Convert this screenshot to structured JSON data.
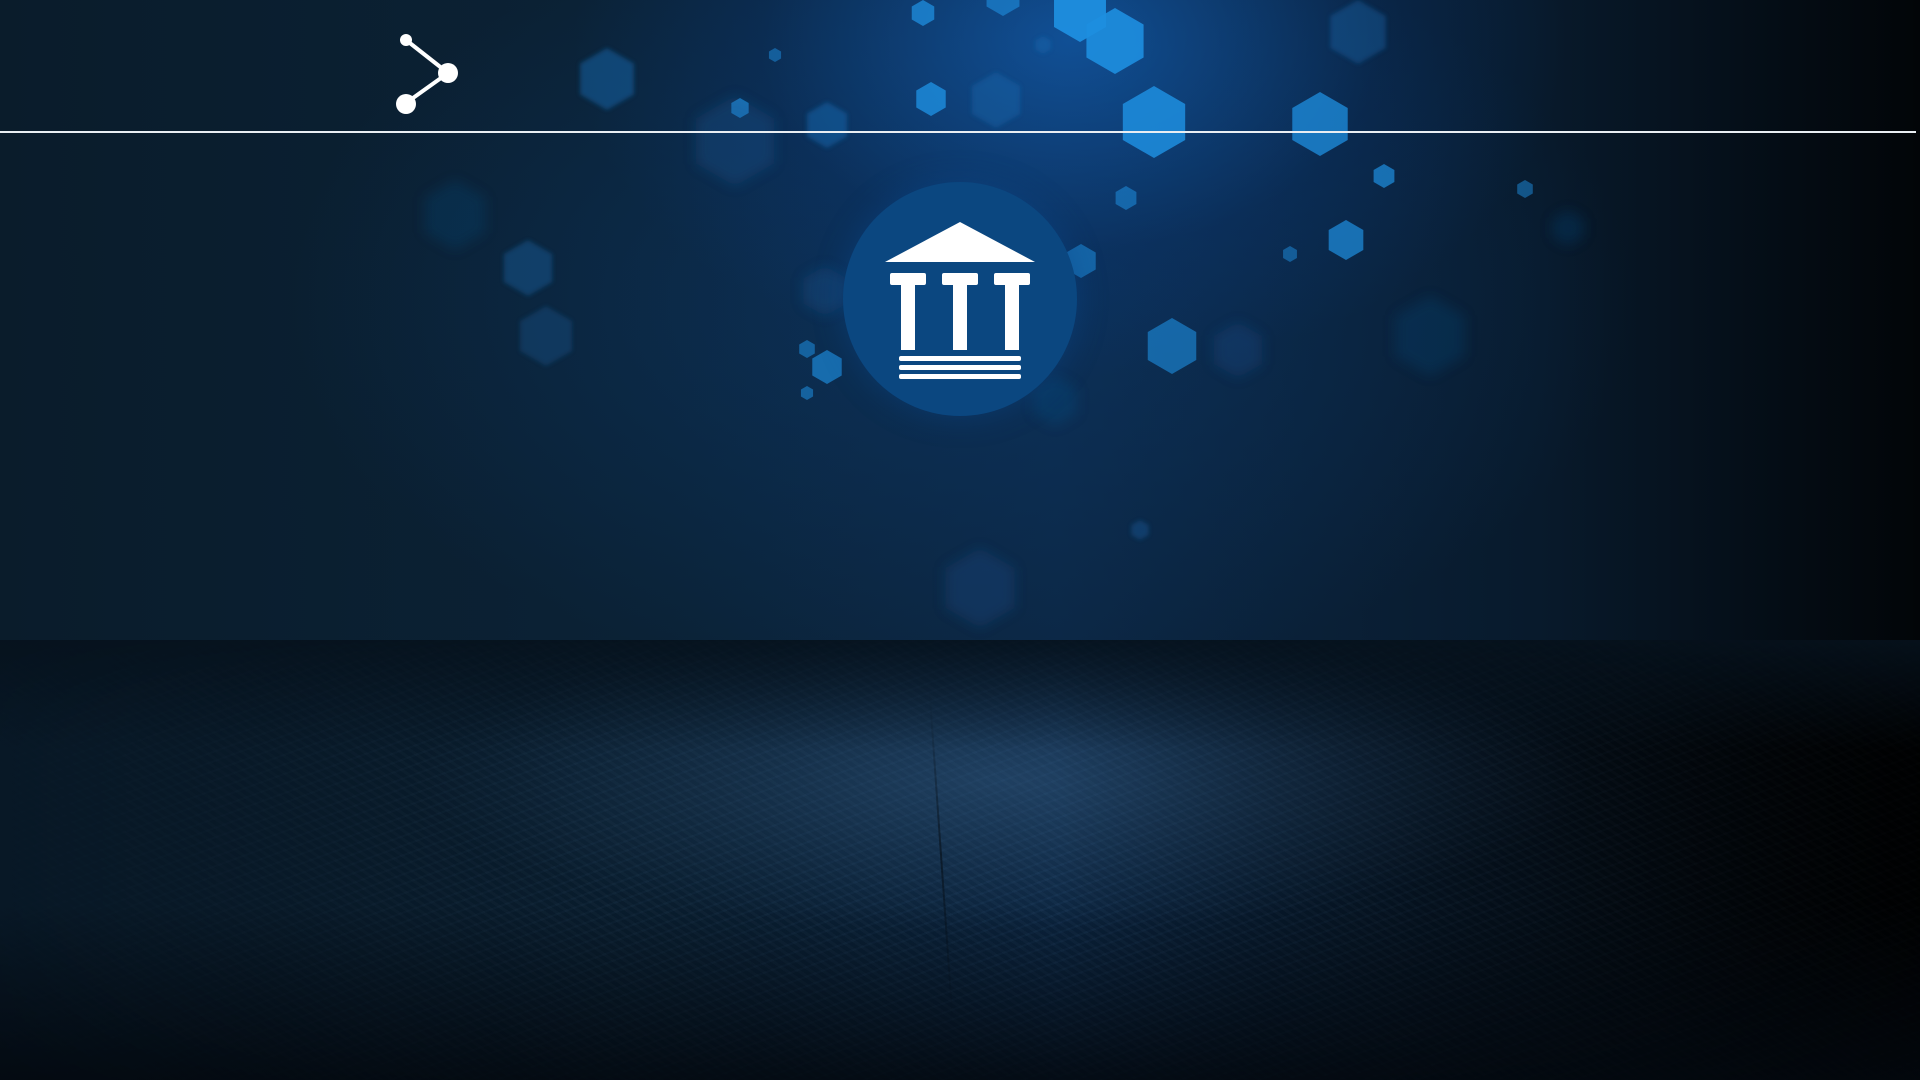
{
  "slide": {
    "icons": {
      "share": "share-icon",
      "institution": "bank-building-icon"
    },
    "colors": {
      "background": "#06121d",
      "accent_blue": "#0b4780",
      "hexagon_blue": "#1e8fe0",
      "rule": "#e9eef3"
    }
  }
}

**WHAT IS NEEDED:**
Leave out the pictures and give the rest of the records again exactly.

**OUTPUT BELOW:**
Convert this screenshot to structured JSON data.
{
  "slide": {
    "icons": {
      "share": "share-icon",
      "institution": "bank-building-icon"
    },
    "colors": {
      "background": "#06121d",
      "accent_blue": "#0b4780",
      "hexagon_blue": "#1e8fe0",
      "rule": "#e9eef3"
    }
  }
}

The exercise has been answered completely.